He said Moscow is violating the territorial integrity of Moldova and Georgia and one of the "fundamental norms" of "international behavior."

Russia maintains some 1,000 troops in Transdniester in addition to a joint peacekeeping mission and has large stocks of ammunition and other military equipment despite its international commitments to withdraw the forces and materiel.

McCain also expressed the hope that "there will be progress" in an upcoming meeting in Moscow aimed at resolving the dispute over Transdniester.

The formal negotiations for a resolution on the breakaway region -- which declared independence from Moldova in 1990 -- are expected to restart on June 21 in Moscow after a five-year break.

The United States and European Union participate as observers in a 5+2 negotiations format together with Russia, Ukraine, and the Organization for Security and Cooperation in Europe as mediators.

McCain made the one-day trip to Moldova three months after visit in March by Vice President Joe Biden.
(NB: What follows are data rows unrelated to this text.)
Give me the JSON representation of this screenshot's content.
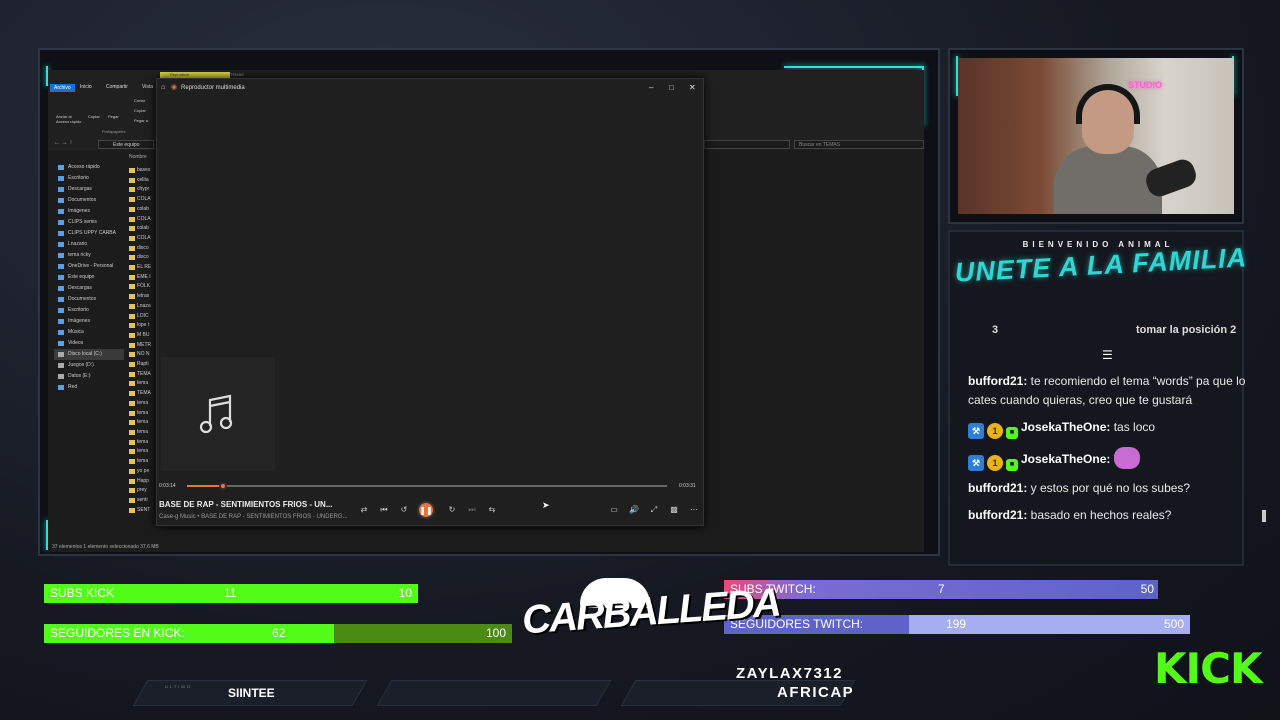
{
  "explorer": {
    "tabs": [
      "Archivo",
      "Inicio",
      "Compartir",
      "Vista"
    ],
    "clipboard": [
      "Anclar al Acceso rápido",
      "Copiar",
      "Pegar"
    ],
    "clip_items": [
      "Cortar",
      "Copiar",
      "Pegar a"
    ],
    "group_label": "Portapapeles",
    "address": "Este equipo",
    "search_placeholder": "Buscar en TEMAS",
    "column_name": "Nombre",
    "nav": [
      {
        "label": "Acceso rápido",
        "cls": ""
      },
      {
        "label": "Escritorio",
        "cls": ""
      },
      {
        "label": "Descargas",
        "cls": ""
      },
      {
        "label": "Documentos",
        "cls": ""
      },
      {
        "label": "Imágenes",
        "cls": ""
      },
      {
        "label": "CLIPS semis",
        "cls": ""
      },
      {
        "label": "CLIPS UPPY CARBA",
        "cls": ""
      },
      {
        "label": "Lnazario",
        "cls": ""
      },
      {
        "label": "tema ricky",
        "cls": ""
      },
      {
        "label": "",
        "cls": ""
      },
      {
        "label": "OneDrive - Personal",
        "cls": ""
      },
      {
        "label": "",
        "cls": ""
      },
      {
        "label": "Este equipo",
        "cls": ""
      },
      {
        "label": "Descargas",
        "cls": ""
      },
      {
        "label": "Documentos",
        "cls": ""
      },
      {
        "label": "Escritorio",
        "cls": ""
      },
      {
        "label": "Imágenes",
        "cls": ""
      },
      {
        "label": "Música",
        "cls": ""
      },
      {
        "label": "Videos",
        "cls": ""
      },
      {
        "label": "Disco local (C:)",
        "cls": "drive hl"
      },
      {
        "label": "Juegos (D:)",
        "cls": "drive"
      },
      {
        "label": "Datos (E:)",
        "cls": "drive"
      },
      {
        "label": "",
        "cls": ""
      },
      {
        "label": "Red",
        "cls": ""
      }
    ],
    "files": [
      "bases",
      "celita",
      "chypr",
      "COLA",
      "colab",
      "COLA",
      "colab",
      "COLA",
      "disco",
      "disco",
      "EL RE",
      "EME I",
      "FOLK",
      "letras",
      "Lnaza",
      "LOIC",
      "lope t",
      "M BU",
      "METR",
      "NO N",
      "Rapti",
      "TEMA",
      "tema",
      "TEMA",
      "tema",
      "tema",
      "tema",
      "tema",
      "tema",
      "tema",
      "tema",
      "yo pe",
      "Happ",
      "prey",
      "senti",
      "SENT"
    ],
    "status": "37 elementos   1 elemento seleccionado  37,6 MB"
  },
  "player": {
    "strip": "Reproducir",
    "strip2": "TEMAS",
    "window_title": "Reproductor multimedia",
    "elapsed": "0:03:14",
    "total": "0:03:31",
    "progress": 0.075,
    "track_title": "BASE DE RAP - SENTIMIENTOS FRIOS - UN...",
    "track_meta": "Case-g Music • BASE DE RAP - SENTIMIENTOS FRIOS - UNDERG...",
    "accent": "#e8743b"
  },
  "cam": {
    "neon": "STUDIO"
  },
  "chat": {
    "welcome": "BIENVENIDO ANIMAL",
    "banner": "UNETE A LA FAMILIA",
    "partial_left": "3",
    "partial_right": "tomar la posición 2",
    "messages": [
      {
        "user": "bufford21:",
        "text": " te recomiendo el tema “words” pa que lo cates cuando quieras, creo que te gustará",
        "badges": false,
        "emote": false
      },
      {
        "user": "JosekaTheOne:",
        "text": " tas loco",
        "badges": true,
        "emote": false
      },
      {
        "user": "JosekaTheOne:",
        "text": " ",
        "badges": true,
        "emote": true
      },
      {
        "user": "bufford21:",
        "text": " y estos por qué no los subes?",
        "badges": false,
        "emote": false
      },
      {
        "user": "bufford21:",
        "text": " basado en hechos reales?",
        "badges": false,
        "emote": false
      }
    ]
  },
  "stats": {
    "subs_kick": {
      "label": "SUBS KICK",
      "value": "11",
      "goal": "10",
      "fill": 1.0
    },
    "seg_kick": {
      "label": "SEGUIDORES EN KICK:",
      "value": "62",
      "goal": "100",
      "fill": 0.62
    },
    "subs_twitch": {
      "label": "SUBS TWITCH:",
      "value": "7",
      "goal": "50",
      "fill": 1.0
    },
    "seg_twitch": {
      "label": "SEGUIDORES TWITCH:",
      "value": "199",
      "goal": "500",
      "fill": 0.398
    }
  },
  "branding": {
    "logo": "CARBALLEDA",
    "names": [
      "ZAYLAX7312",
      "AFRICAP"
    ],
    "kick": "KICK",
    "last_label": "ULTIMO",
    "last_name": "SIINTEE"
  },
  "colors": {
    "kick_green": "#53fc18",
    "teal": "#29e3d6",
    "twitch_purple": "#5d63c9"
  }
}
McCain reiterated Biden's pledge to only support a resolution in Transdniester that preserves Moldova's territorial integrity and sovereignty.

McCain and Filat were awarded the Liberty Award by the U.S. Atlantic Council on June 10 in Wroclaw, Poland.

McCain's visit to Moldova came one week ahead of a runoff in local elections for mayor of Chisinau and was harshly criticized by the communist opposition as "interference in Moldova's internal affairs."

McCain expressed "disappointment" that the leader of the Communist Party, former President Vladimir Voronin, rejected an invitation to meet with him.

McCain said he was open "to hear and respect" Voronin's vision of the future of Moldova even though he may not agree with him.